● **Your assignment**
Look through the records below, and copy out every line that holds the string "icon".

___ Data section

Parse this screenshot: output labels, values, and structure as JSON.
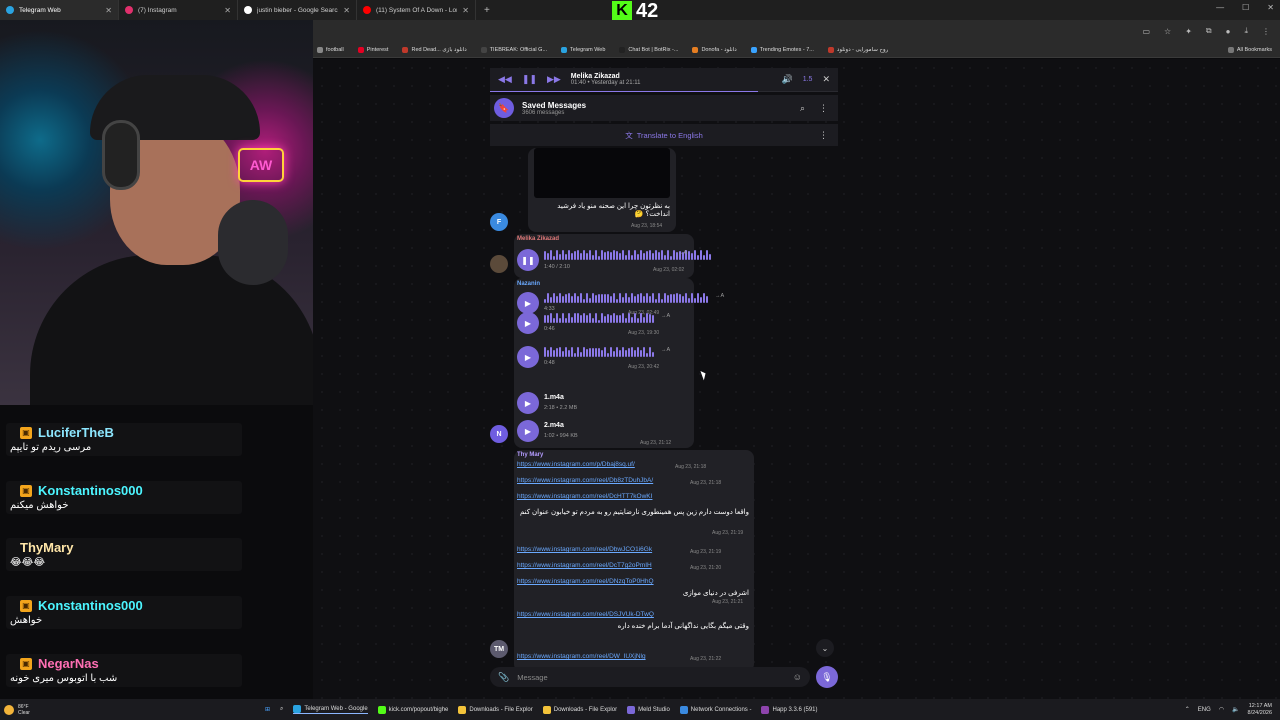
{
  "browser": {
    "tabs": [
      {
        "label": "Telegram Web",
        "color": "#2aa3e0",
        "active": true
      },
      {
        "label": "(7) Instagram",
        "color": "#e1306c",
        "active": false
      },
      {
        "label": "justin bieber - Google Search",
        "color": "#ffffff",
        "active": false
      },
      {
        "label": "(11) System Of A Down - Lonel",
        "color": "#ff0000",
        "active": false
      }
    ],
    "bookmarks": [
      {
        "label": "football",
        "color": "#888"
      },
      {
        "label": "Pinterest",
        "color": "#e60023"
      },
      {
        "label": "Red Dead... دانلود بازی",
        "color": "#c0392b"
      },
      {
        "label": "TIEBREAK: Official G...",
        "color": "#444"
      },
      {
        "label": "Telegram Web",
        "color": "#2aa3e0"
      },
      {
        "label": "Chat Bot | BotRix -...",
        "color": "#222"
      },
      {
        "label": "Donofa - دانلود",
        "color": "#e67e22"
      },
      {
        "label": "Trending Emotes - 7...",
        "color": "#3aa3ff"
      },
      {
        "label": "روح سامورایی - دونلود",
        "color": "#c0392b"
      }
    ],
    "all_bookmarks": "All Bookmarks"
  },
  "overlay": {
    "k_letter": "K",
    "k_count": "42",
    "neon_text": "AW"
  },
  "chat": [
    {
      "user": "LuciferTheB",
      "text": "مرسی ریدم تو تایپم",
      "cls": "u1",
      "badge": true
    },
    {
      "user": "Konstantinos000",
      "text": "خواهش میکنم",
      "cls": "u2",
      "badge": true
    },
    {
      "user": "ThyMary",
      "text": "😂😂😂",
      "cls": "u3",
      "badge": false
    },
    {
      "user": "Konstantinos000",
      "text": "خواهش",
      "cls": "u2",
      "badge": true
    },
    {
      "user": "NegarNas",
      "text": "شب با اتوبوس میری خونه",
      "cls": "u4",
      "badge": true
    }
  ],
  "telegram": {
    "player": {
      "name": "Melika Zikazad",
      "time": "01:40 • Yesterday at 21:11",
      "speed": "1.5"
    },
    "header": {
      "title": "Saved Messages",
      "subtitle": "3606 messages"
    },
    "translate": "Translate to English",
    "composer_placeholder": "Message",
    "msg1": {
      "text": "به نظرتون چرا این صحنه منو یاد فرشید انداخت؟ 🤔",
      "stamp": "Aug 23, 18:54",
      "avatar": "F"
    },
    "voice1": {
      "sender": "Melika Zikazad",
      "dur": "1:40 / 2:10",
      "stamp": "Aug 23, 02:02"
    },
    "voice_group": {
      "sender": "Nazanin",
      "avatar": "N",
      "items": [
        {
          "dur": "4:33",
          "stamp": "Aug 23, 02:49"
        },
        {
          "dur": "0:46",
          "stamp": "Aug 23, 19:30"
        },
        {
          "dur": "0:48",
          "stamp": "Aug 23, 20:42"
        }
      ],
      "files": [
        {
          "name": "1.m4a",
          "size": "2:18 • 2.2 MB"
        },
        {
          "name": "2.m4a",
          "size": "1:02 • 994 KB"
        }
      ],
      "files_stamp": "Aug 23, 21:12"
    },
    "links_group": {
      "sender": "Thy Mary",
      "avatar": "TM",
      "items": [
        {
          "link": "https://www.instagram.com/p/Dbaj8sq.uf/",
          "stamp": "Aug 23, 21:18"
        },
        {
          "link": "https://www.instagram.com/reel/Db8zTDuhJbA/",
          "stamp": "Aug 23, 21:18"
        },
        {
          "link": "https://www.instagram.com/reel/DcHTT7kOwKI",
          "text": "واقعا دوست دارم زین پس همینطوری نارضایتیم رو به مردم تو خیابون عنوان کنم",
          "stamp": "Aug 23, 21:19"
        },
        {
          "link": "https://www.instagram.com/reel/DbwJCO1i6Gk",
          "stamp": "Aug 23, 21:19"
        },
        {
          "link": "https://www.instagram.com/reel/DcT7g2oPmIH",
          "stamp": "Aug 23, 21:20"
        },
        {
          "link": "https://www.instagram.com/reel/DNzqToP0HhQ",
          "text": "اشرفی در دنیای موازی",
          "stamp": "Aug 23, 21:21"
        },
        {
          "link": "https://www.instagram.com/reel/DSJVUk-DTwQ",
          "text": "وقتی میگم بگایی نداگهانی آدما برام خنده داره",
          "stamp": ""
        },
        {
          "link": "https://www.instagram.com/reel/DW_IUXjNlg",
          "stamp": "Aug 23, 21:22"
        }
      ]
    }
  },
  "taskbar": {
    "weather_temp": "86°F",
    "weather_desc": "Clear",
    "items": [
      {
        "label": "Telegram Web - Google",
        "color": "#2aa3e0",
        "active": true
      },
      {
        "label": "kick.com/popout/bighe",
        "color": "#53fc18",
        "active": false
      },
      {
        "label": "Downloads - File Explor",
        "color": "#f3c33a",
        "active": false
      },
      {
        "label": "Downloads - File Explor",
        "color": "#f3c33a",
        "active": false
      },
      {
        "label": "Meld Studio",
        "color": "#7b68d8",
        "active": false
      },
      {
        "label": "Network Connections -",
        "color": "#3a8ae0",
        "active": false
      },
      {
        "label": "Happ 3.3.6 (591)",
        "color": "#8e44ad",
        "active": false
      }
    ],
    "lang": "ENG",
    "time": "12:17 AM",
    "date": "8/24/2026"
  }
}
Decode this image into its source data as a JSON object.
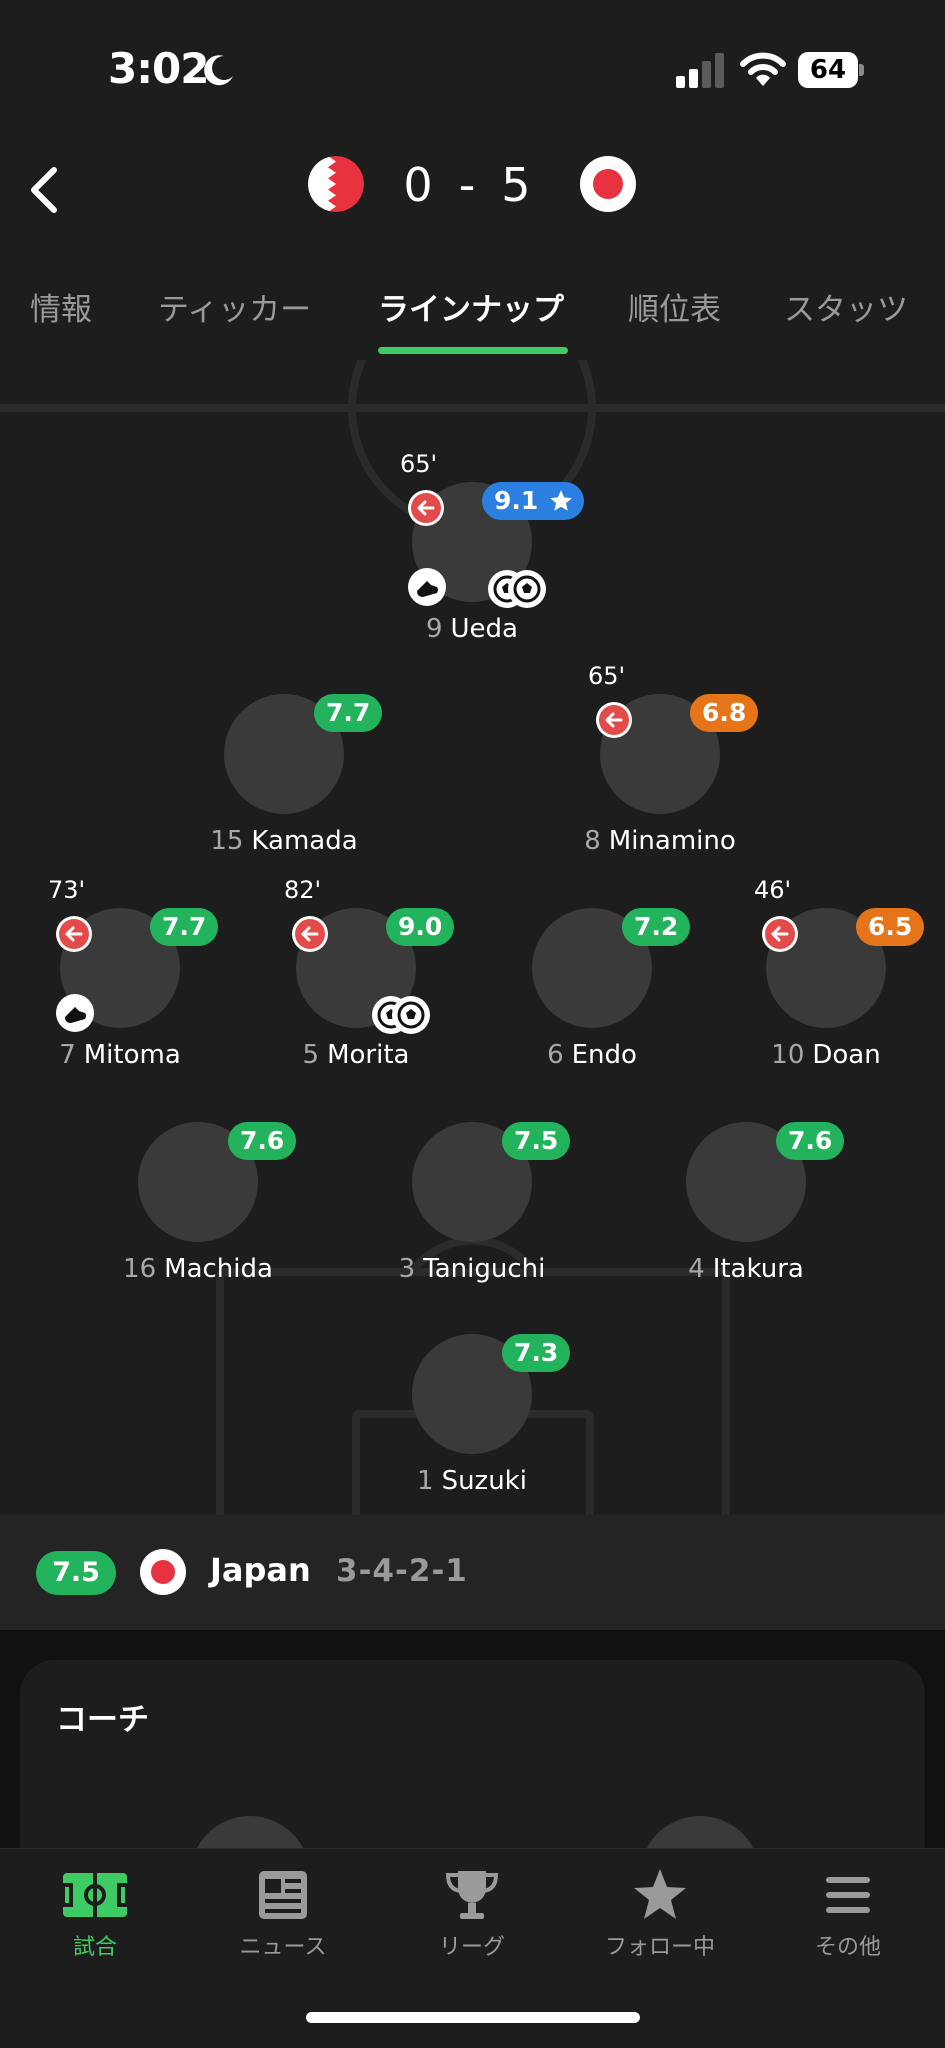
{
  "status_bar": {
    "time": "3:02",
    "battery": "64"
  },
  "match": {
    "home_score": "0",
    "separator": "-",
    "away_score": "5"
  },
  "tabs": [
    {
      "label": "情報"
    },
    {
      "label": "ティッカー"
    },
    {
      "label": "ラインナップ"
    },
    {
      "label": "順位表"
    },
    {
      "label": "スタッツ"
    }
  ],
  "active_tab": "ラインナップ",
  "players": {
    "ueda": {
      "number": "9",
      "name": "Ueda",
      "rating": "9.1",
      "rating_color": "#2b7fe0",
      "sub_minute": "65'",
      "player_of_match": true,
      "assists": 1,
      "goals": 2
    },
    "kamada": {
      "number": "15",
      "name": "Kamada",
      "rating": "7.7",
      "rating_color": "#22b35c"
    },
    "minamino": {
      "number": "8",
      "name": "Minamino",
      "rating": "6.8",
      "rating_color": "#e6751a",
      "sub_minute": "65'"
    },
    "mitoma": {
      "number": "7",
      "name": "Mitoma",
      "rating": "7.7",
      "rating_color": "#22b35c",
      "sub_minute": "73'",
      "assists": 1
    },
    "morita": {
      "number": "5",
      "name": "Morita",
      "rating": "9.0",
      "rating_color": "#22b35c",
      "sub_minute": "82'",
      "goals": 2
    },
    "endo": {
      "number": "6",
      "name": "Endo",
      "rating": "7.2",
      "rating_color": "#22b35c"
    },
    "doan": {
      "number": "10",
      "name": "Doan",
      "rating": "6.5",
      "rating_color": "#e6751a",
      "sub_minute": "46'"
    },
    "machida": {
      "number": "16",
      "name": "Machida",
      "rating": "7.6",
      "rating_color": "#22b35c"
    },
    "taniguchi": {
      "number": "3",
      "name": "Taniguchi",
      "rating": "7.5",
      "rating_color": "#22b35c"
    },
    "itakura": {
      "number": "4",
      "name": "Itakura",
      "rating": "7.6",
      "rating_color": "#22b35c"
    },
    "suzuki": {
      "number": "1",
      "name": "Suzuki",
      "rating": "7.3",
      "rating_color": "#22b35c"
    }
  },
  "team": {
    "rating": "7.5",
    "name": "Japan",
    "formation": "3-4-2-1"
  },
  "coach": {
    "title": "コーチ"
  },
  "nav": [
    {
      "label": "試合",
      "icon": "pitch-icon",
      "active": true
    },
    {
      "label": "ニュース",
      "icon": "news-icon"
    },
    {
      "label": "リーグ",
      "icon": "trophy-icon"
    },
    {
      "label": "フォロー中",
      "icon": "star-icon"
    },
    {
      "label": "その他",
      "icon": "menu-icon"
    }
  ],
  "colors": {
    "accent": "#3fcb63",
    "rating_green": "#22b35c",
    "rating_orange": "#e6751a",
    "rating_blue": "#2b7fe0",
    "sub_red": "#e34b4b"
  }
}
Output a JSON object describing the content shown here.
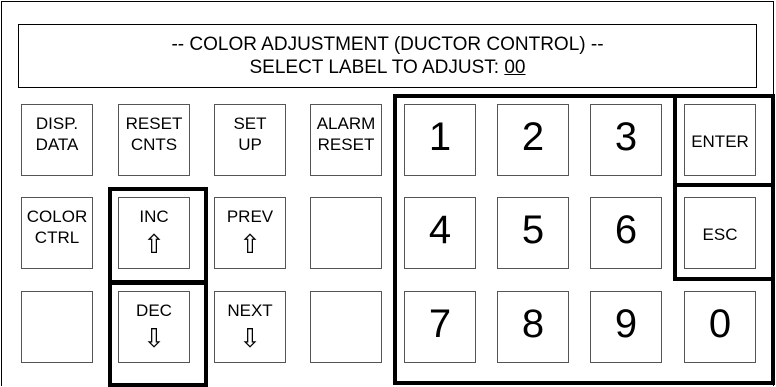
{
  "header": {
    "line1": "-- COLOR ADJUSTMENT (DUCTOR CONTROL) --",
    "line2_prefix": "SELECT LABEL TO ADJUST: ",
    "label_value": "00"
  },
  "function_buttons": {
    "disp_data": [
      "DISP.",
      "DATA"
    ],
    "reset_cnts": [
      "RESET",
      "CNTS"
    ],
    "set_up": [
      "SET",
      "UP"
    ],
    "alarm_reset": [
      "ALARM",
      "RESET"
    ],
    "color_ctrl": [
      "COLOR",
      "CTRL"
    ],
    "inc": "INC",
    "prev": "PREV",
    "dec": "DEC",
    "next": "NEXT",
    "up_arrow": "⇧",
    "down_arrow": "⇩"
  },
  "keypad": {
    "k1": "1",
    "k2": "2",
    "k3": "3",
    "k4": "4",
    "k5": "5",
    "k6": "6",
    "k7": "7",
    "k8": "8",
    "k9": "9",
    "k0": "0",
    "enter": "ENTER",
    "esc": "ESC"
  }
}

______

● **Solution to the exercise**
      "icon": "pitch-icon",
      "icon": "news-icon"
      "icon": "trophy-icon"
      "icon": "star-icon"
      "icon": "menu-icon"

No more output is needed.